Justin: Finally, do you have any other advice to other screenwriters in the Bay are that want to get established here without relocating?

Bob: Keep at it. Write. Write. Write. Read good scripts and see how it’s done. Read awful scripts and see how it’s not done. Write. Write. And write. Don’t give up. And when you think you have that one great script… get a manager. Query them with it. My manager, who I got on a referral from a director, has made a world of difference to my career. And it all came from one script I wrote that everyone loves in Hollywood, “Extracurricular Activities”. And I never told people I lived in Northern California before they read it. They never asked and I never told them. Afterward, it didn’t matter. Oh and you need to have money to get back and forth to LA. I go every other month or so for a week at a time. It can be expensive.SONY DSC

There you have it, words of wisdom we can all learn from. I plan on meeting up with Bob in the near future and getting to know him better. He seems like a great guy and even plays in a band called The BSides – check them out if you get a chance, and watch some of his films! It is comforting to know we have folks working outside of Los Angeles.

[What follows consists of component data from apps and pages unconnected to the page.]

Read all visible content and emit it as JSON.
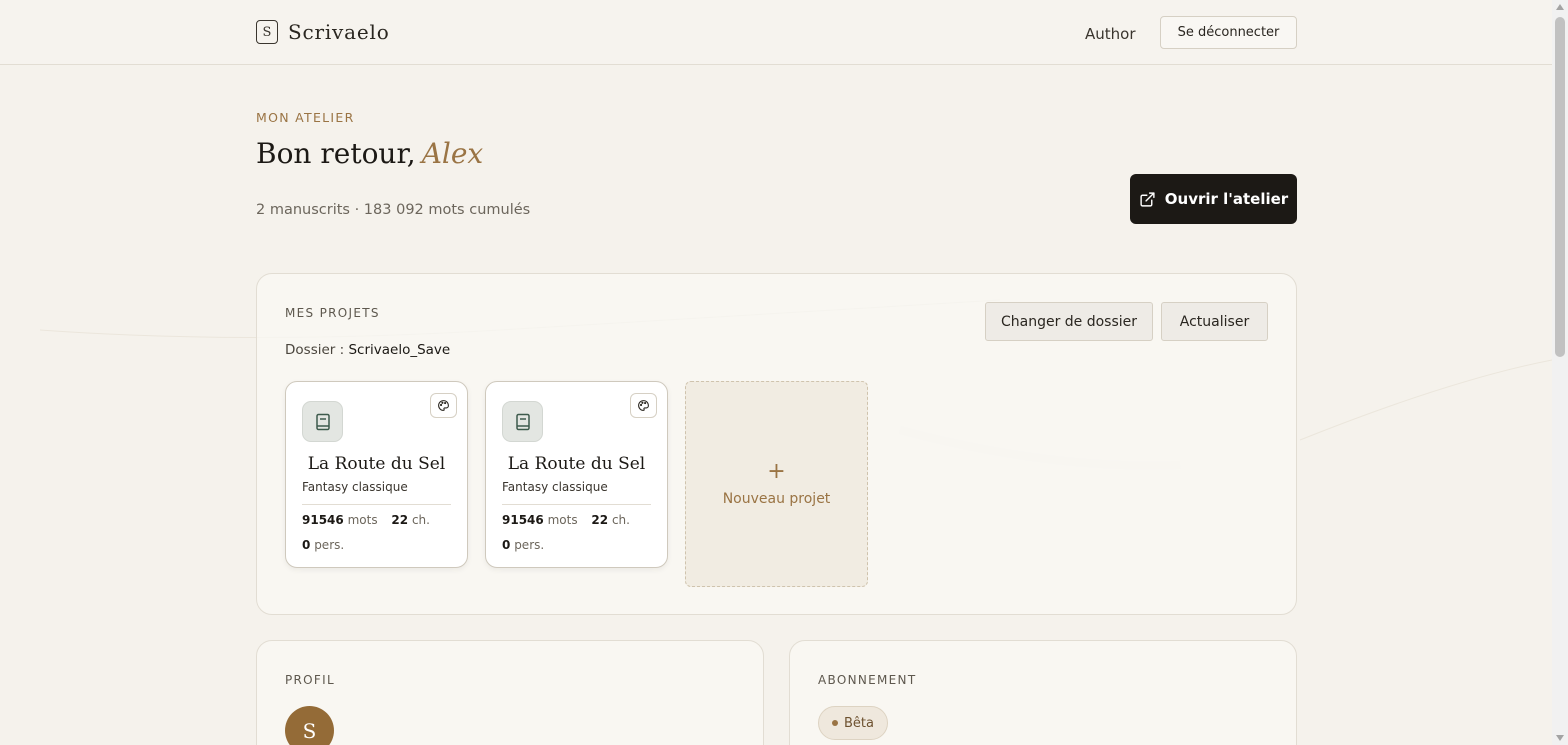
{
  "header": {
    "brand_mark": "S",
    "brand_name": "Scrivaelo",
    "author_link": "Author",
    "logout_label": "Se déconnecter"
  },
  "hero": {
    "eyebrow": "MON ATELIER",
    "greeting": "Bon retour,",
    "name": "Alex",
    "stats": "2 manuscrits · 183 092 mots cumulés",
    "open_button": "Ouvrir l'atelier"
  },
  "projects": {
    "title": "MES PROJETS",
    "folder_label": "Dossier :",
    "folder_value": "Scrivaelo_Save",
    "change_folder_label": "Changer de dossier",
    "refresh_label": "Actualiser",
    "items": [
      {
        "title": "La Route du Sel",
        "genre": "Fantasy classique",
        "words": "91546",
        "words_unit": "mots",
        "chapters": "22",
        "chapters_unit": "ch.",
        "characters": "0",
        "characters_unit": "pers."
      },
      {
        "title": "La Route du Sel",
        "genre": "Fantasy classique",
        "words": "91546",
        "words_unit": "mots",
        "chapters": "22",
        "chapters_unit": "ch.",
        "characters": "0",
        "characters_unit": "pers."
      }
    ],
    "new_project_plus": "+",
    "new_project_label": "Nouveau projet"
  },
  "profile": {
    "title": "PROFIL",
    "avatar_initial": "S"
  },
  "subscription": {
    "title": "ABONNEMENT",
    "badge": "Bêta"
  },
  "colors": {
    "background": "#f5f2ec",
    "accent": "#9a7444",
    "dark": "#1c1915"
  },
  "icons": {
    "logo": "brand-logo-icon",
    "external_link": "external-link-icon",
    "book": "book-icon",
    "palette": "palette-icon"
  }
}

This interview appeared word for word on Justin’s site, http://www.bayareascreenwriters.org/writing-outside-of-la-my-interview-with-bob-saenz/